While I’ve spent some time touting e-books, I am not one of those people shouting, “Death to print! E-books now!”
E-books have some serious drawbacks, and the biggie to me as a writer and a reader: an inability to share.
Oh, sure–the Barnes and Noble Nook allows limited sharing with other Nook owners. And if you own a Kindle, you can download an e-book to your Kindle and one mobile device, like an iPhone. But it’s nothing like being able to pass a book around to friends.
I tend to give books away. Unless it’s a book that becomes dear enough to me to hold on to, when I hand somebody a book, I hope to never see it again. I don’t want the clutter of a ton of books in the apartment where I live, and I want somebody to keep the book if they love it, or pass it on.
I’m the kind of reader who goes to a bookstore and buys stuff from people I’ve never heard of. I’ve found a couple of my favorite authors that way. Most of my other favorite authors, though–probably the bulk of my favorite authors–I read because somebody loaned me a book.

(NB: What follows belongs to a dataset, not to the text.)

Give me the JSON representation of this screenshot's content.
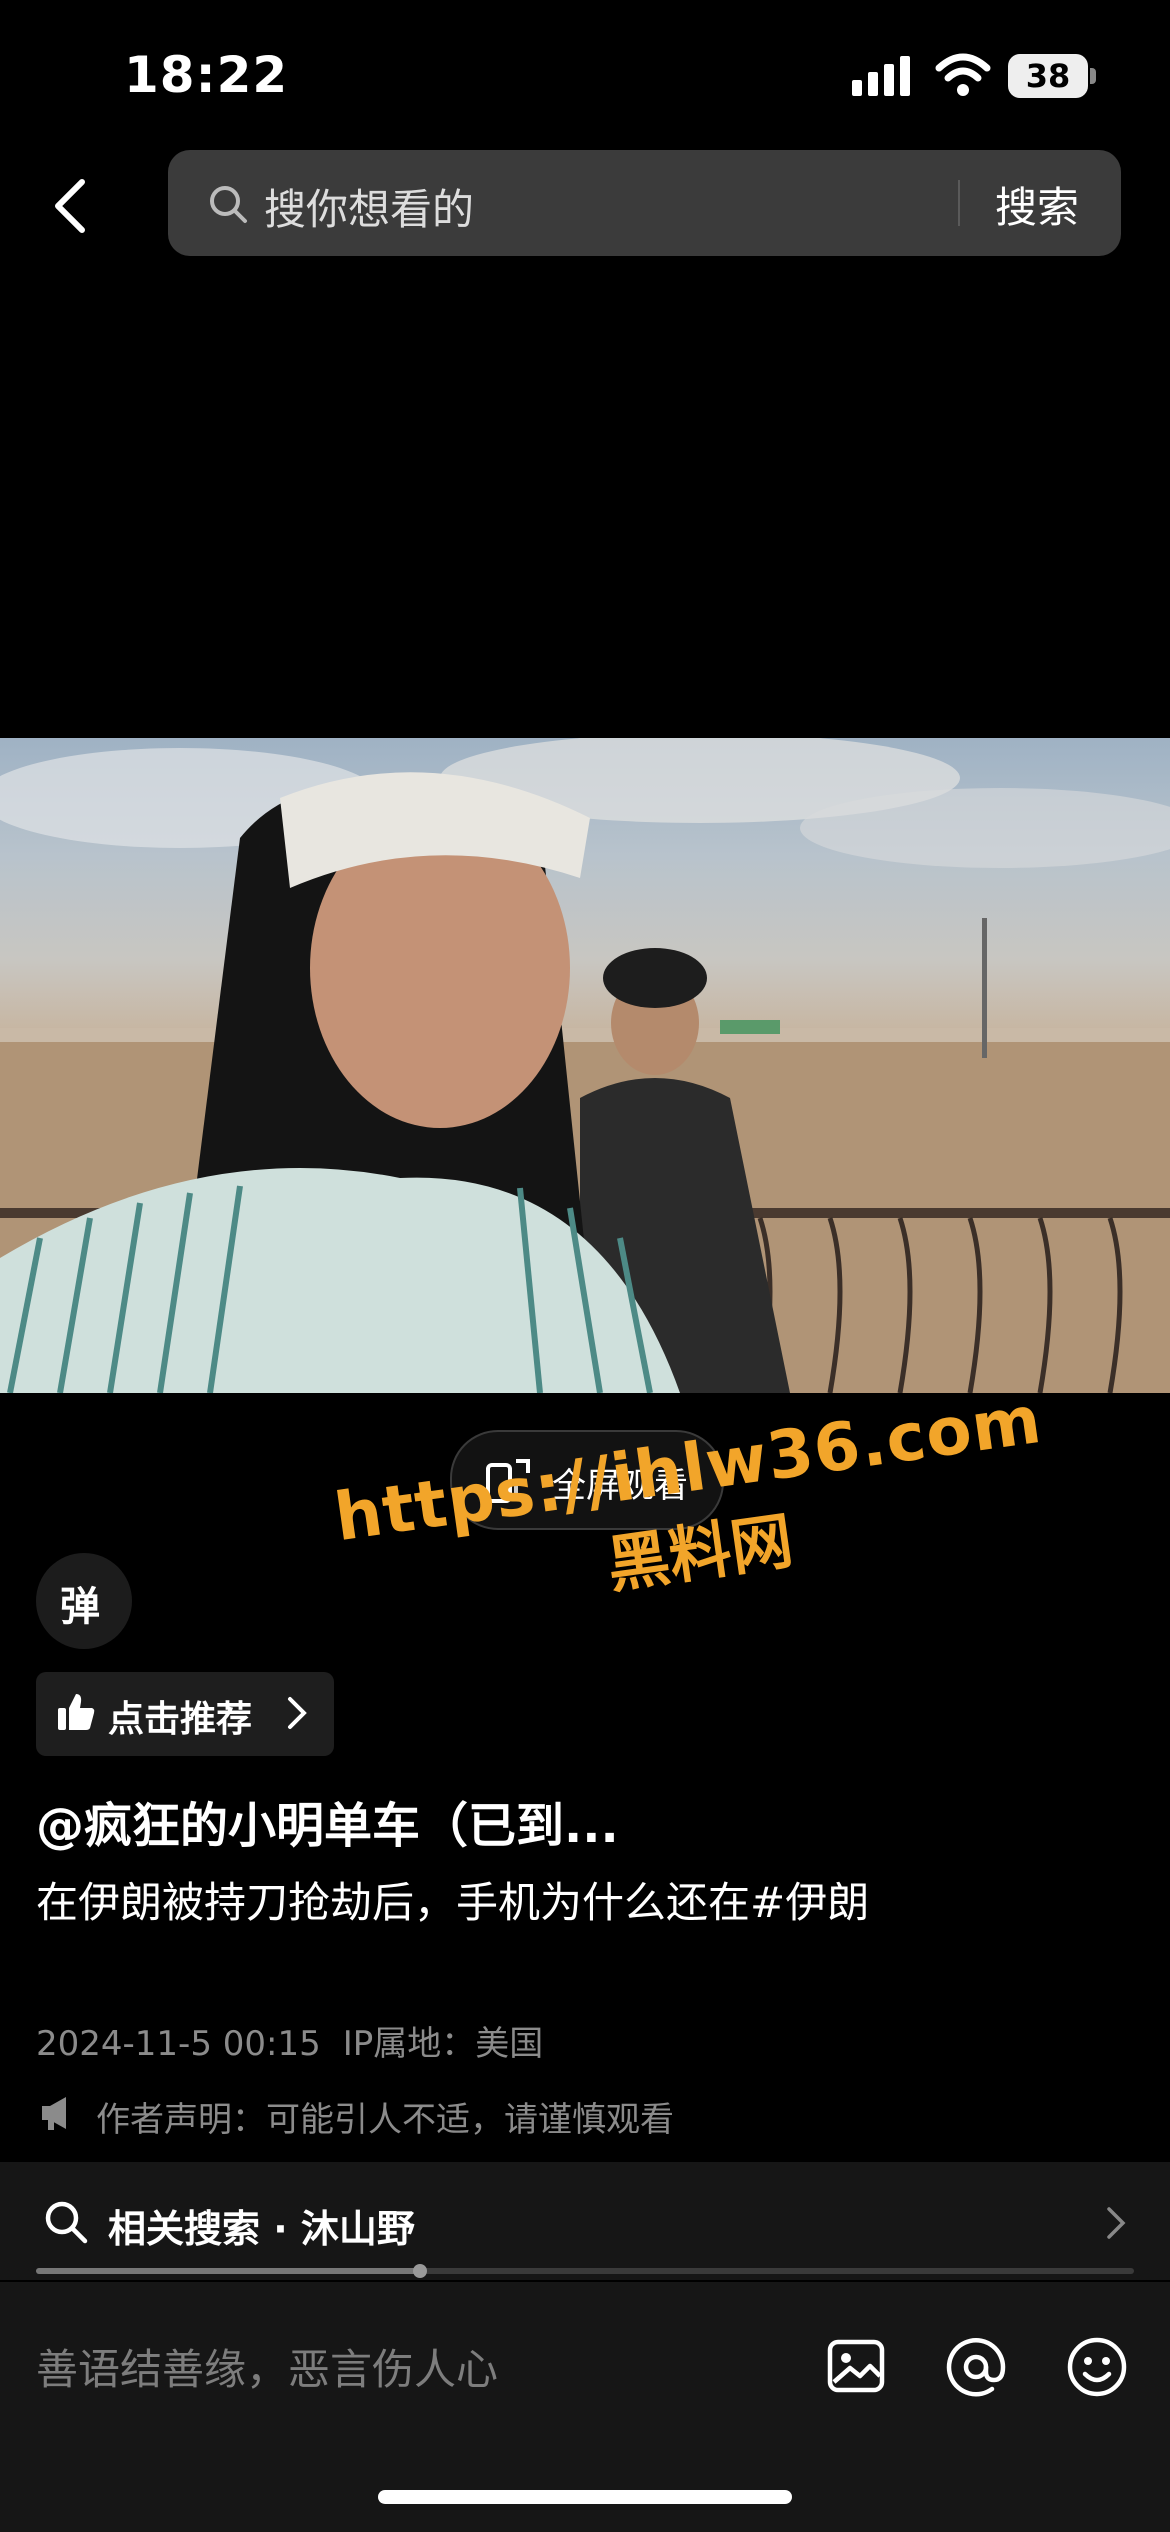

When a friend with similar tastes gives me a book and tells me I’m going to love it, most times I do. And…when the author’s next book comes out, I buy it.
Any author who objects to somebody sharing their books with others doesn’t really want to be read.
One of the things I like about e-books is the ability for me, if I choose, to spread my writing for free. If I want to release my first novel as an e-book and encourage readers to copy, share, and distribute far and wide, I like having that option.
When it comes to reading e-books on my iPhone, I tend to use the Kindle app and Stanza. When I went to check for app updates today, I was notified that the Stanza app had an update.
“Cool, wonder what new feature they’ve added?” I thought.
The only change with the current Stanza update is removing the ability to share e-books by a USB connection. This is mandated by Apple.
A little research online reveals that it closes access to a shared iPhone folder in the next release of the iPhone developer’s kit.
Now that Apple is really jumping into e-books with the coming release of the iPad, sharing is bad.
I know this doesn’t prevent me from still offering my writing for free if I want to, but it eliminates another method of sharing. Some writers want readers to copy and share their writing in any and every way possible. More than that, it shows the biggest complaint I think most people will have about e-books when e-book readers get even better: an inability to share e-books as freely as they can share physical books.
As somebody open to reading e-books, I won’t pay $15 for an e-book I can’t share.
As a writer, I want people to be able to share a story they bought with friends who are then more likely to buy more of my writing.
It will be interesting to see if publishers and retailers make some of the same mistakes that the music industry made when the MP3 format became popular.